I recently was fortunate enough to write a blog for Tattoo Artist Magazine about my good friend Jason Reeder. I have known Jason for years, and he is one of those rare people that will tell you what he thinks, all the time, no matter if it’s good or bad. I think we could all learn some from him.
Here’s a short exert of the piece I wrote about him, this is Jason speaking about the first time he really noticed tattoos and fell in love with them,
“I would honestly have to say the first time I noticed tattoos was from movies and television, maybe even comics. I use to spend hours reading comics and watching cartoons at my Aunts. I remember Stormshadow, Gung Ho, and Shipwreck from GI Joe being my favorites, all of which are tattooed. Then I’d spend the weekends with my Grandfather watching movies and I always wanted to be like the rebel, bad ass villains (a lot of which had tattoos) when we would recreate movies scenes while playing.
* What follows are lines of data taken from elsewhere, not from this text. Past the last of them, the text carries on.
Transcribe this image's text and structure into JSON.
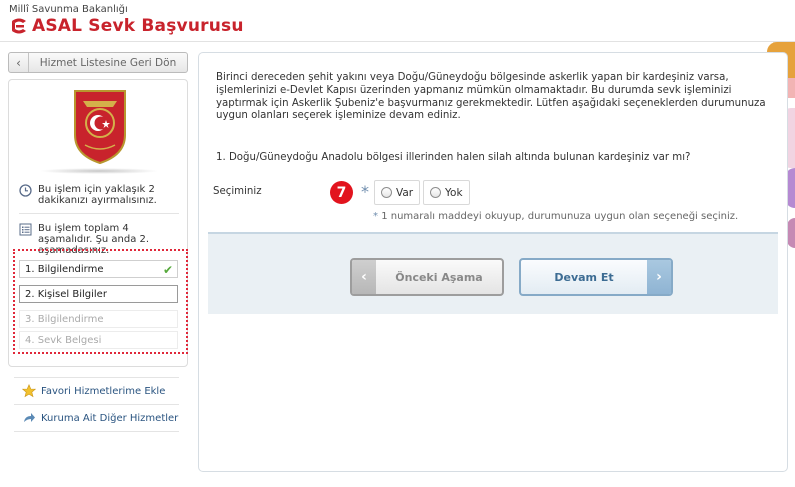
{
  "header": {
    "ministry": "Millî Savunma Bakanlığı",
    "title": "ASAL Sevk Başvurusu",
    "brand_color": "#c8232c"
  },
  "sidebar": {
    "back_label": "Hizmet Listesine Geri Dön",
    "duration_text": "Bu işlem için yaklaşık 2 dakikanızı ayırmalısınız.",
    "stages_text": "Bu işlem toplam 4 aşamalıdır. Şu anda 2. aşamadasınız.",
    "steps": [
      {
        "label": "1. Bilgilendirme",
        "state": "done"
      },
      {
        "label": "2. Kişisel Bilgiler",
        "state": "active"
      },
      {
        "label": "3. Bilgilendirme",
        "state": "disabled"
      },
      {
        "label": "4. Sevk Belgesi",
        "state": "disabled"
      }
    ],
    "links": [
      {
        "label": "Favori Hizmetlerime Ekle",
        "icon": "star-icon"
      },
      {
        "label": "Kuruma Ait Diğer Hizmetler",
        "icon": "share-arrow-icon"
      }
    ]
  },
  "main": {
    "intro": "Birinci dereceden şehit yakını veya Doğu/Güneydoğu bölgesinde askerlik yapan bir kardeşiniz varsa, işlemlerinizi e-Devlet Kapısı üzerinden yapmanız mümkün olmamaktadır. Bu durumda sevk işleminizi yaptırmak için Askerlik Şubeniz'e başvurmanız gerekmektedir. Lütfen aşağıdaki seçeneklerden durumunuza uygun olanları seçerek işleminize devam ediniz.",
    "question": "1. Doğu/Güneydoğu Anadolu bölgesi illerinden halen silah altında bulunan kardeşiniz var mı?",
    "selection_label": "Seçiminiz",
    "badge": "7",
    "required_mark": "*",
    "options": [
      "Var",
      "Yok"
    ],
    "hint_star": "*",
    "hint": "1 numaralı maddeyi okuyup, durumunuza uygun olan seçeneği seçiniz.",
    "prev_label": "Önceki Aşama",
    "next_label": "Devam Et"
  }
}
That would have to be my “first” exposure to tattooing. It wasn’t until a little later in my childhood that I actually started really wanting them.”
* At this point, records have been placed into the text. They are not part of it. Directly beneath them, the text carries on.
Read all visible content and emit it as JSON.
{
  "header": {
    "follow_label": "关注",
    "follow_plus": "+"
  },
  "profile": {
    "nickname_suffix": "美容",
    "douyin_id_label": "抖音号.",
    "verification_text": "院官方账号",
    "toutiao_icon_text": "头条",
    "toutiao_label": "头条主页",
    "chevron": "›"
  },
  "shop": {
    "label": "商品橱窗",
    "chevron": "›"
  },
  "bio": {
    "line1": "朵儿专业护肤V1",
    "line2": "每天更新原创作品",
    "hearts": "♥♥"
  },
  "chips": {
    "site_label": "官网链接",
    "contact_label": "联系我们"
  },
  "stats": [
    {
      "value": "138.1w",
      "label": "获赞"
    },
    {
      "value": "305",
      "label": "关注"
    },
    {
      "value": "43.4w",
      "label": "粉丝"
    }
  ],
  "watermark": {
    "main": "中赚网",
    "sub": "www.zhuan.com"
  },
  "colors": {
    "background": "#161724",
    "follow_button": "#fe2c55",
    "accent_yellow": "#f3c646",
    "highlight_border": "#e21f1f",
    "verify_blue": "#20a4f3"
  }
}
I have been fortunate enough to tattoo some amazing people in my career, two of those being Mike and Katie Warechowski. I have been tattooing them for around 4 years now, and am always looking forward to their visits down to Mobile from Atlanta. When Katie told us she was pregnant, it was awesome. These were two of the nicest people, most genuine people, that you knew they were going to be amazing parents. I got to meet their son Michael and was able to see that I was correct, these amazing people made one amazing kid.
A few weeks ago I got a text from Mike telling me that their son Michael was diagnosed with Metachromatic Leukodystrophy. Mike went on to explain what MLD is, and what will happen to Michael. They recently had a spot filmed on them for a local news station. It explains everything far better than I could, so you can watch it here
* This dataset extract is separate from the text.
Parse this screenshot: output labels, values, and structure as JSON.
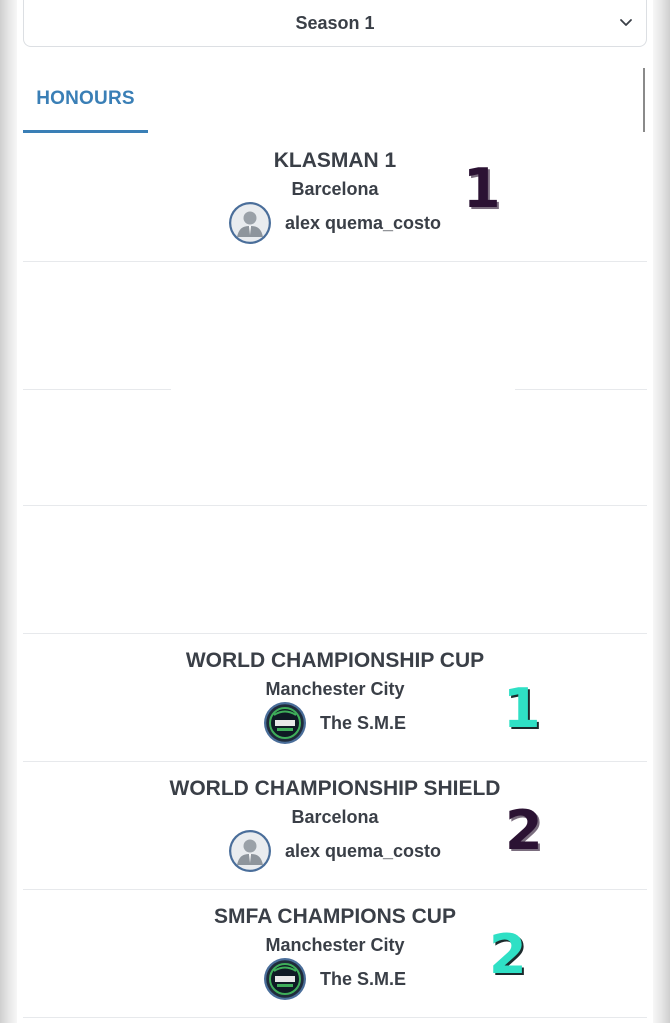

To learn more, and see how you can help, check out the Warechowski’s blog here
These are two amazing people that are helping me, and many others, to learn to enjoy every moment life has to offer. Hopefully now we can help them too.
If you haven’t gotten to see the documentary “Signatures of the Soul”, you are missing out. Peter Fonda host this documentary that goes from Paulo Suluape to Bob Roberts and Leo Zulueta to Ed Hardy. It’s a great piece of modern tattoo history. Thank you to New Zealand On Screen for putting this up.
It’s separated into 4 clips
CAUTION, there are a few clips in this first one that could be offensive, if you are the type to get offended, or if kids are watching it. So if your kids watch this, and you don’t want them to see nudity, you might not want to watch it in front of them.
Here’s a small exert from the final part of my interview with Krooked Ken for TAM blog,
“SH- That’s hilarious. That’s tattooing, it’s awesome, like anytime you get bummed you can go back to what fundamentally matters. That’s all that matters. It’s not about doing 2020 amazing tattooing. Cutting edge changes, that’s good, it’s wonderful to do good tattoos, but don’t forget the other shit it’s about. It’s about talking and stories, carnies.
KK- Yeah that’s the other thing, I see so many tattooers, you know you’re at a booth next to somebody at a convention, and the people will look at their portfolio and you’ll over hear them say, “This guys really good” and I’ll look over waiting for the guy to be like, “Hey, how are you?” And the guy just looks up smiles and puts his head back down. I have the experience of working with people who couldn’t sell water to someone who is on fire. That’s the whole carnie aspect. “Come on in!”
I remember Eddie one time just a few years ago, I stopped in his shop. Eddie was there and this couple came in, they didn’t want to get tattooed it was the novelty, “Wouldn’t it be fun if we went in there” and Eddie was like, “We’ll put a beautiful tattoo on you, you’re already a beautiful women, probably the most beautiful woman that’s ever been in this shop, but this really would top it off.” So she got tattooed. Nobody does that anymore.”